Items from a dataset
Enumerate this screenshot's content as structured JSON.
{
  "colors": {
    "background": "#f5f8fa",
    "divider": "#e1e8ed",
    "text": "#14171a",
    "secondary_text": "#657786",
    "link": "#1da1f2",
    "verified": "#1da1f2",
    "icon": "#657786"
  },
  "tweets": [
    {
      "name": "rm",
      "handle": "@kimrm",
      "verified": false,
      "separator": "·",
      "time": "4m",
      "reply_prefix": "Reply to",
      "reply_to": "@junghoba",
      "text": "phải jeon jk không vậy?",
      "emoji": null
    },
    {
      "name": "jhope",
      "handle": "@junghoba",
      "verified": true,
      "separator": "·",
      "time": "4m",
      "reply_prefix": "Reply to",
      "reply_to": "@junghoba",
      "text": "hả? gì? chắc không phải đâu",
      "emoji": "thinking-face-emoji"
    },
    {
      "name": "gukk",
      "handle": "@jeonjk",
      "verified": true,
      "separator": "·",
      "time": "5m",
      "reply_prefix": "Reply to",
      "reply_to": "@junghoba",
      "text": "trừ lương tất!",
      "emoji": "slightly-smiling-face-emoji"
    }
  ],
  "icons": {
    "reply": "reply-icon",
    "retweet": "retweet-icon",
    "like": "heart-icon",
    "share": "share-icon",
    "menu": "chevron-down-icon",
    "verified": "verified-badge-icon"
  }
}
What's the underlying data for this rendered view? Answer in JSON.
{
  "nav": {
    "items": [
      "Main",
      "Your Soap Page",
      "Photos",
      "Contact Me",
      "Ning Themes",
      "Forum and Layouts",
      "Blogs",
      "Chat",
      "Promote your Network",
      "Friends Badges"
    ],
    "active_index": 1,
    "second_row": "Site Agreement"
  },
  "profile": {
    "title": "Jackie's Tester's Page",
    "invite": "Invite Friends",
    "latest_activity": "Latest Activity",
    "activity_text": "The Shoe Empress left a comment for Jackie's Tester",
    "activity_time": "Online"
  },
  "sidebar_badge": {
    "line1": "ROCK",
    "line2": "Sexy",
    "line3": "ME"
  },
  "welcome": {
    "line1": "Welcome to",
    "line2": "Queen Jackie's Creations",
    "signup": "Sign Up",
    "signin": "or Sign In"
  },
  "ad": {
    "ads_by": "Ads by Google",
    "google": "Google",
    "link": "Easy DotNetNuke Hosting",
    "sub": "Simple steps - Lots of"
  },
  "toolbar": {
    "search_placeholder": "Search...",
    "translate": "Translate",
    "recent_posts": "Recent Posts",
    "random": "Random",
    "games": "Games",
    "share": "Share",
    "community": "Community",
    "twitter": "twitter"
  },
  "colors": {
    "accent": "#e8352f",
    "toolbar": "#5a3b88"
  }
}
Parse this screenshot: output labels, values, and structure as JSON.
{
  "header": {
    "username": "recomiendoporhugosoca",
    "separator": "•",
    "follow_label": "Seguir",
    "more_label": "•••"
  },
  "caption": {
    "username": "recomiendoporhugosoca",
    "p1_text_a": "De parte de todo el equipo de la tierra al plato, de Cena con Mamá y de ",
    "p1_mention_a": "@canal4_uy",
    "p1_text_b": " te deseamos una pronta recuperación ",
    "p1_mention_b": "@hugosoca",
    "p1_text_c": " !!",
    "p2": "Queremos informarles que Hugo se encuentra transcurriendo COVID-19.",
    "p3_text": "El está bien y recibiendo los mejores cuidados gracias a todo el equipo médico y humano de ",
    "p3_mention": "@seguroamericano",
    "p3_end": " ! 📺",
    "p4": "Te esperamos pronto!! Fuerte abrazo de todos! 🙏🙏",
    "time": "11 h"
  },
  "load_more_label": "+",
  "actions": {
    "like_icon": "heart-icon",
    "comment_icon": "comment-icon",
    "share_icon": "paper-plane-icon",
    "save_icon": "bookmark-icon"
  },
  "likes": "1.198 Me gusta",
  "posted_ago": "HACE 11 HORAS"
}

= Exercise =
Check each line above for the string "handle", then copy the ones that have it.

= Answer space =
      "handle": "@kimrm",
      "handle": "@junghoba",
      "handle": "@jeonjk",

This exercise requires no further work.